8. They help others.

Taking the time to help people not only makes them happy, but it also makes you happy. Helping other people gives you a surge of oxytocin, serotonin, and dopamine, all of which create good feelings. In a Harvard study, employees who helped others were 10 times more likely to be focused at work and 40% more likely to get a promotion. The same study showed that people who consistently provided social support were the most likely to be happy during times of high stress. As long as you make certain that you aren’t overcommitting yourself, helping others is sure to have a positive influence on your mood.

9. They make an effort to be happy.

No one wakes up feeling happy every day and supremely happy people are no exception. They just work at it harder than everyone else. They know how easy it is to get sucked into a routine where you don’t monitor your emotions or actively try to be happy and positive. Happy people constantly evaluate their moods and make decisions with their happiness in mind.

10. They have a growth mindset.

People’s core attitudes fall into one of two categories: a fixed mindset or a growth mindset. With a fixed mindset, you believe you are who you are and you cannot change. This creates problems when you’re challenged, because anything that appears to be more than you can handle is bound to make you feel hopeless and overwhelmed. People with a growth mindset believe that they can improve with effort. This makes them happier because they are better at handling difficulties. They also outperform those with a fixed mindset because they embrace challenges, treating them as opportunities to learn something new.

Bringing It All Together

Happiness can be tough to maintain, but investing in the right habits pays off.
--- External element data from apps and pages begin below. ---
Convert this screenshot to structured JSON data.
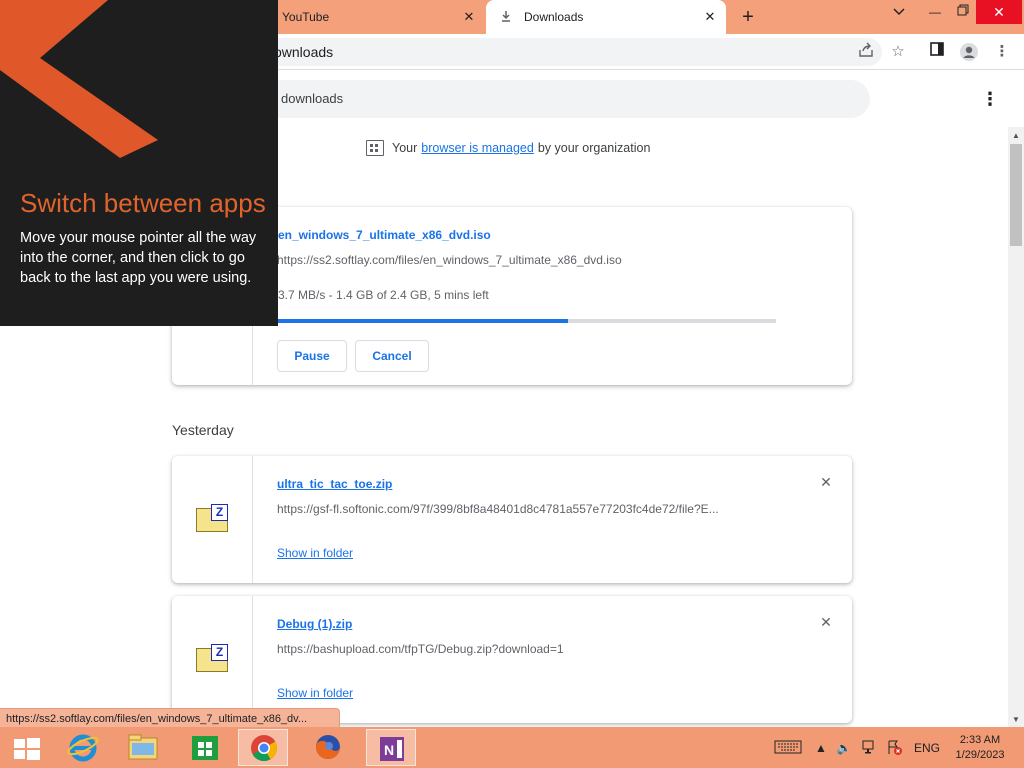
{
  "browser": {
    "tabs": [
      {
        "title": "YouTube",
        "active": false
      },
      {
        "title": "Downloads",
        "active": true
      }
    ],
    "new_tab_symbol": "+",
    "address_text": "ownloads",
    "status_url": "https://ss2.softlay.com/files/en_windows_7_ultimate_x86_dv..."
  },
  "downloads_page": {
    "search_text": "downloads",
    "managed_prefix": "Your",
    "managed_link": "browser is managed",
    "managed_suffix": "by your organization",
    "active_download": {
      "name": "en_windows_7_ultimate_x86_dvd.iso",
      "url": "https://ss2.softlay.com/files/en_windows_7_ultimate_x86_dvd.iso",
      "status": "3.7 MB/s - 1.4 GB of 2.4 GB, 5 mins left",
      "progress": 0.5833,
      "pause_label": "Pause",
      "cancel_label": "Cancel"
    },
    "section_date": "Yesterday",
    "past_downloads": [
      {
        "name": "ultra_tic_tac_toe.zip",
        "url": "https://gsf-fl.softonic.com/97f/399/8bf8a48401d8c4781a557e77203fc4de72/file?E...",
        "show_label": "Show in folder"
      },
      {
        "name": "Debug (1).zip",
        "url": "https://bashupload.com/tfpTG/Debug.zip?download=1",
        "show_label": "Show in folder"
      }
    ]
  },
  "charm_tip": {
    "title": "Switch between apps",
    "body": "Move your mouse pointer all the way into the corner, and then click to go back to the last app you were using."
  },
  "taskbar": {
    "apps": [
      "start-icon",
      "internet-explorer-icon",
      "file-explorer-icon",
      "store-icon",
      "chrome-icon",
      "firefox-icon",
      "onenote-icon"
    ],
    "language": "ENG",
    "time": "2:33 AM",
    "date": "1/29/2023"
  },
  "colors": {
    "accent": "#f19a74",
    "link": "#1a73e8",
    "charm_title": "#e0642c"
  }
}
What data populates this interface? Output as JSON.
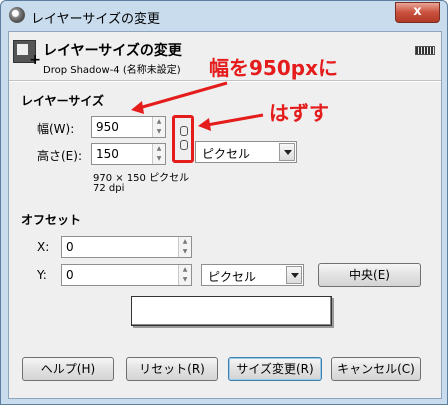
{
  "window": {
    "title": "レイヤーサイズの変更",
    "close_label": "x"
  },
  "header": {
    "title": "レイヤーサイズの変更",
    "subtitle": "Drop Shadow-4 (名称未設定)"
  },
  "layer_size": {
    "section_title": "レイヤーサイズ",
    "width_label": "幅(W):",
    "width_value": "950",
    "height_label": "高さ(E):",
    "height_value": "150",
    "unit": "ピクセル",
    "size_info": "970 × 150 ピクセル",
    "dpi_info": "72 dpi"
  },
  "offset": {
    "section_title": "オフセット",
    "x_label": "X:",
    "x_value": "0",
    "y_label": "Y:",
    "y_value": "0",
    "unit": "ピクセル",
    "center_button": "中央(E)"
  },
  "buttons": {
    "help": "ヘルプ(H)",
    "reset": "リセット(R)",
    "resize": "サイズ変更(R)",
    "cancel": "キャンセル(C)"
  },
  "annotations": {
    "width_note": "幅を950pxに",
    "unlink_note": "はずす",
    "color": "#e51c1c"
  }
}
Adopting even a few of the habits from this list will make a big difference in your mood.

What other habits make you happy? Please share your thoughts in the comments section below, as I learn just as much from you as you do from me.

For years we clung to an outdated definition of career success.
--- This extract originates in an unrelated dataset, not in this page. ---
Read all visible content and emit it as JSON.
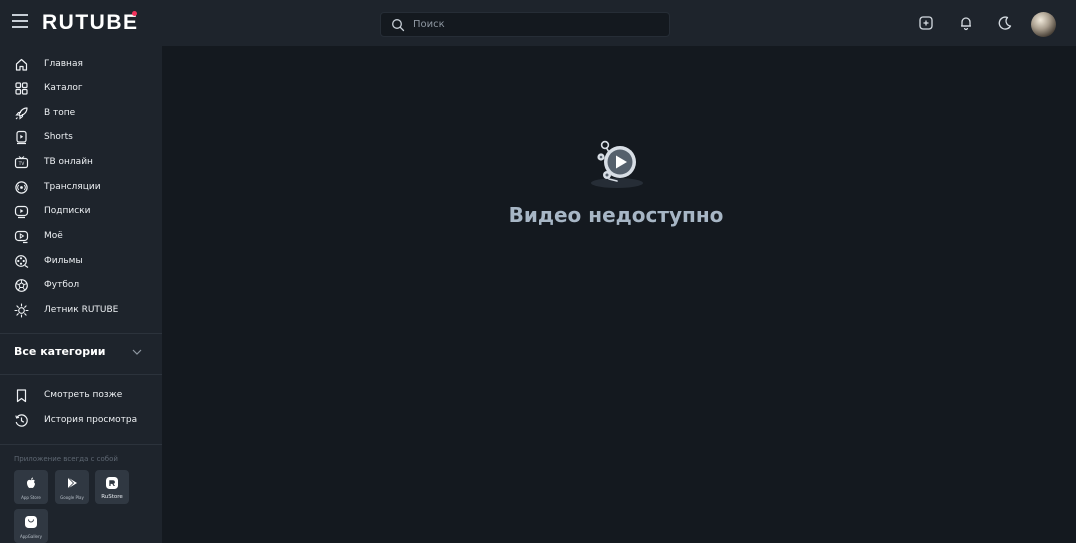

In the old definition of success, successful people were people who had “big” jobs and earned tons of money.

You could tell the successful people apart from everybody else by their clothes, their cars, their houses and other material things.
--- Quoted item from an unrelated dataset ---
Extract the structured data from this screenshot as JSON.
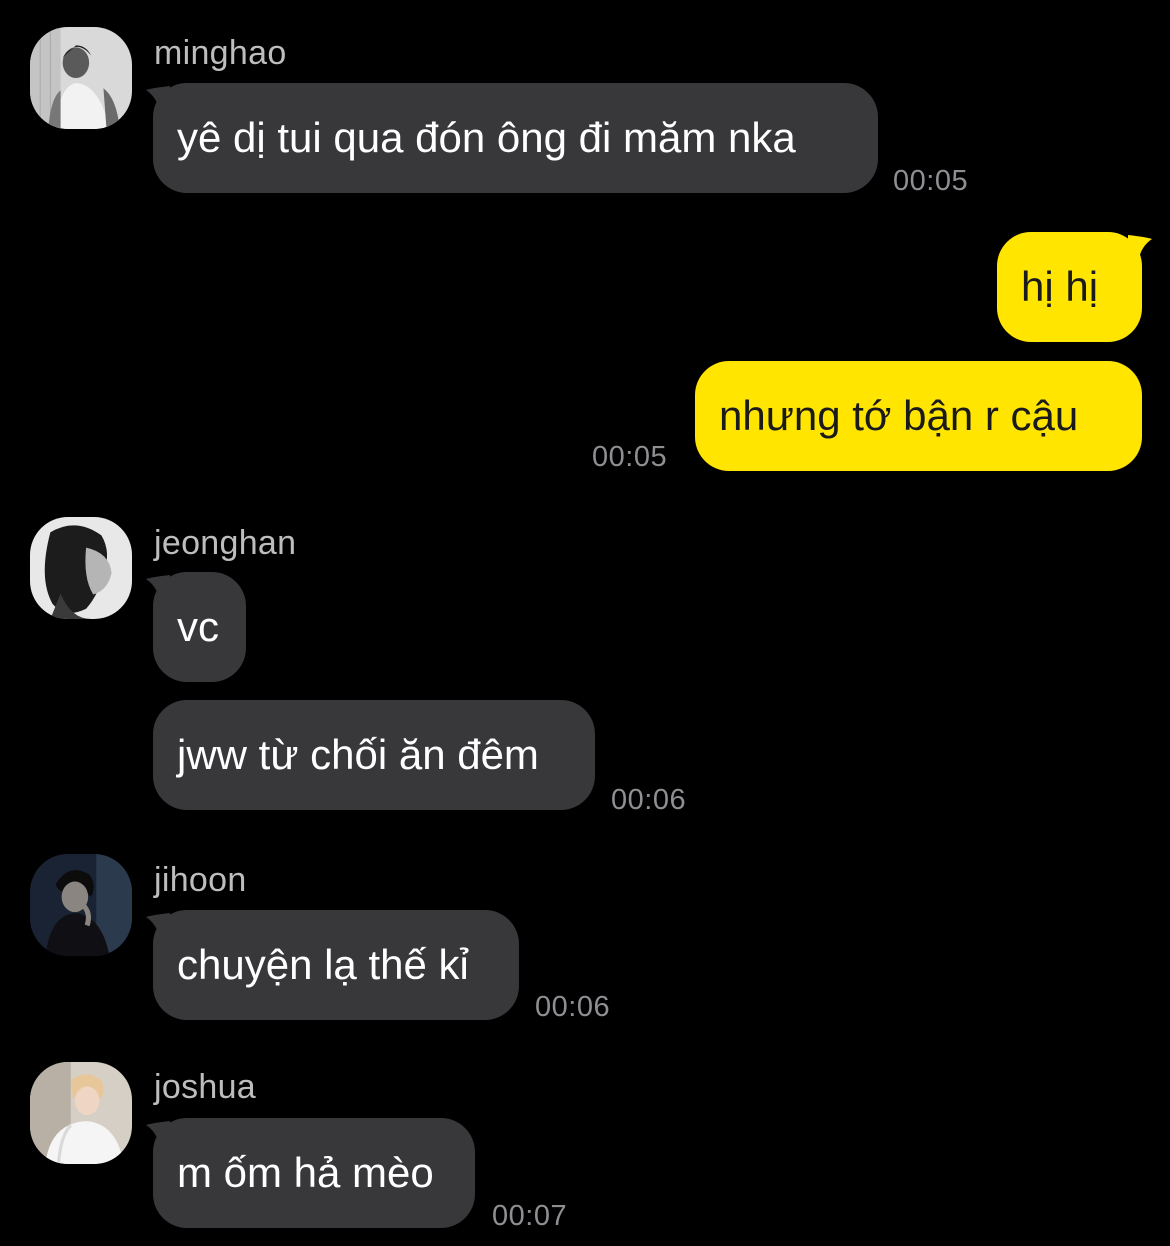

Now we know better.

Watch on FORBES:

If you have an important job and a huge house but you die of a heart attack at an early age due to stress, could anyone still call you successful?

If you have a massive bank account and people on call to tend to your every need but you have no relationships with your own kids because your career is everything to you, are you successful?

Most people would say “No!”

Here are five signs you are already successful, whether you have a great job, a so-so job or no job at all.

Remember, success is not about the things that other people have given you — things like fancy job titles, company cars, big salaries, massive expense budgets and corner offices.

More degrees don’t make you more successful. A better zip code doesn’t make you more successful.

Real success has to do with the power you build in yourself, power that no one conferred on you and no one can take away from you.

1. You are successful if you call the shots in your career. If you have a fancy job but you’re afraid to tell your boss the truth because he or she might not like it, you are not successful yet!

2. You are successful if you know what you bring to employers and/or clients that helps them become successful themselves. If you let other people tell you what you should be doing in your career, you are not successful yet.

3. You are successful when you know how to find your backbone and your vocal cords and speak up when it’s appropriate. If you keep your mouth shut at work when a more self-confident person would speak, you are not successful yet.

4. You are successful when you give yourself permission to dream as big as you want. When you have a vision for your own life and are taking steps toward it — no matter how small the steps are or how long it might take you to reach that vision — you are already successful.

5. If you have people around whom you love and who love you back, you are successful. You can always get another job if one job goes away. Your career status at any moment does not mean a lot. Your state of mind, your belief in yourself and your passion for your own values mean everything!